  • Tone of voice accounts for 38%
  • And the remaining 55% comes from non-verbal sources, such as body language and facial expression

The way you use your voice will affect how people receive your communications, so think about the volume and the pace that you use in different situations.

Think about the tone of your voice; it can have such an impact on how people take in what you say. What kind of feeling do you want to leave them with? Are you conveying that in your voice? Or is your tone saying something very different? Are you trying to inspire people but coming across as bored, or aggressive? Tone also comes across in written communications, and you may have heard people saying that they thought an email seemed angry or snappy when that wasn’t the intention of the writer at all.

3. Style matters

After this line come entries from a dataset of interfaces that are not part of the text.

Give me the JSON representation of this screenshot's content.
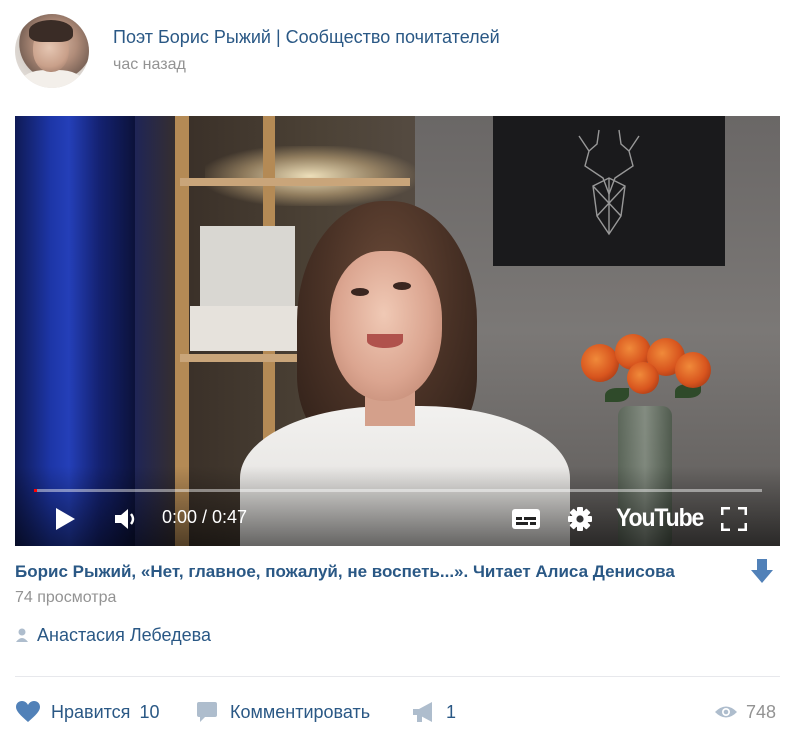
{
  "header": {
    "group_name": "Поэт Борис Рыжий | Сообщество почитателей",
    "time": "час назад"
  },
  "video": {
    "current_time": "0:00",
    "duration": "0:47",
    "time_display": "0:00 / 0:47",
    "progress_fraction": 0.0,
    "platform_logo": "YouTube",
    "icons": [
      "play-icon",
      "volume-icon",
      "subtitles-icon",
      "gear-icon",
      "fullscreen-icon"
    ]
  },
  "post": {
    "video_title": "Борис Рыжий, «Нет, главное, пожалуй, не воспеть...». Читает Алиса Денисова",
    "views": "74 просмотра",
    "author": "Анастасия Лебедева"
  },
  "actions": {
    "like_label": "Нравится",
    "like_count": "10",
    "comment_label": "Комментировать",
    "repost_count": "1",
    "view_count": "748"
  },
  "colors": {
    "link_blue": "#2a5885",
    "muted_gray": "#939393",
    "icon_blue": "#5181b8",
    "icon_gray": "#aebdcd",
    "progress_red": "#ff0000"
  }
}
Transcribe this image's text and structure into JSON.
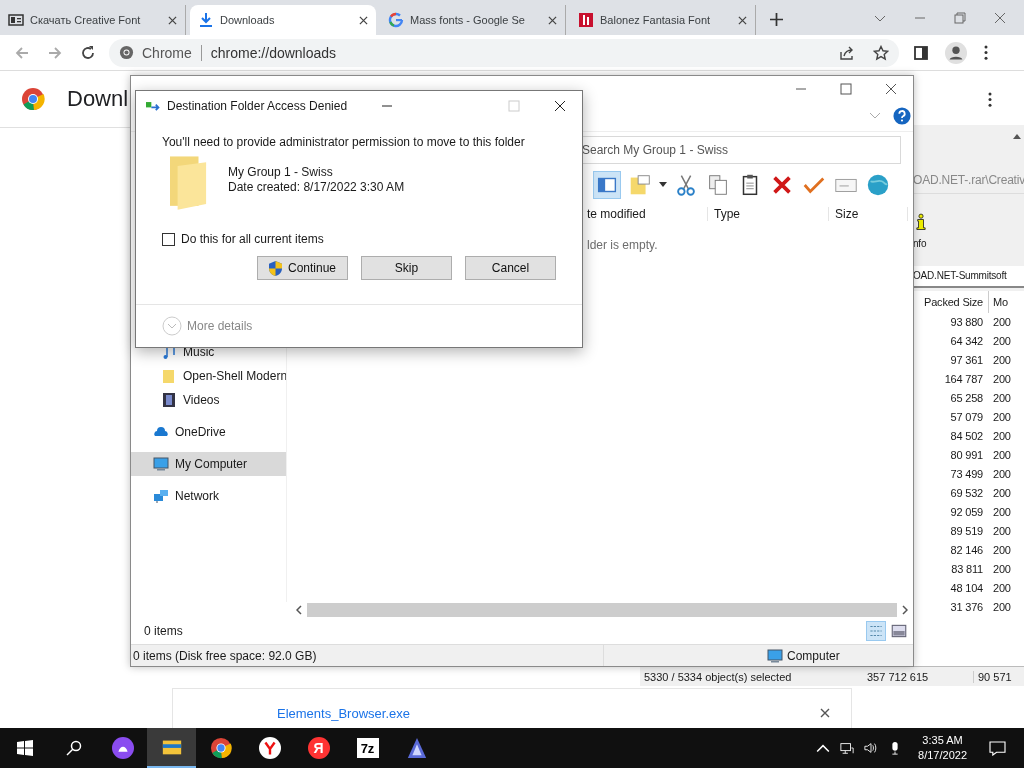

People receive information in a wide variety of ways. We’re all designed differently! For some people they need to see pictures and colours to process what’s being communicated. Others need lots of detail to make sense of what they are being told, whereas others prefer the exact opposite. And for some, it’s about the sound, from tone of voice, to volume, to music, that really matters.

If you’re working in a team, you will get to know how people work, and the things you need to be aware of. You might need to caption your video calls, or book a sign language interpreter for meetings. If you don’t know much about the people you are talking to, or you’re communicating to a large group, then think about how you can present information in different ways to appeal to everyone.

There are many other things to think about to make your communications inclusive and appealing to everyone, and to make sure your message reaches all the right people.

If this has got you interested, head to our online school and sign up for our interactive Inclusive Communication training course to learn more.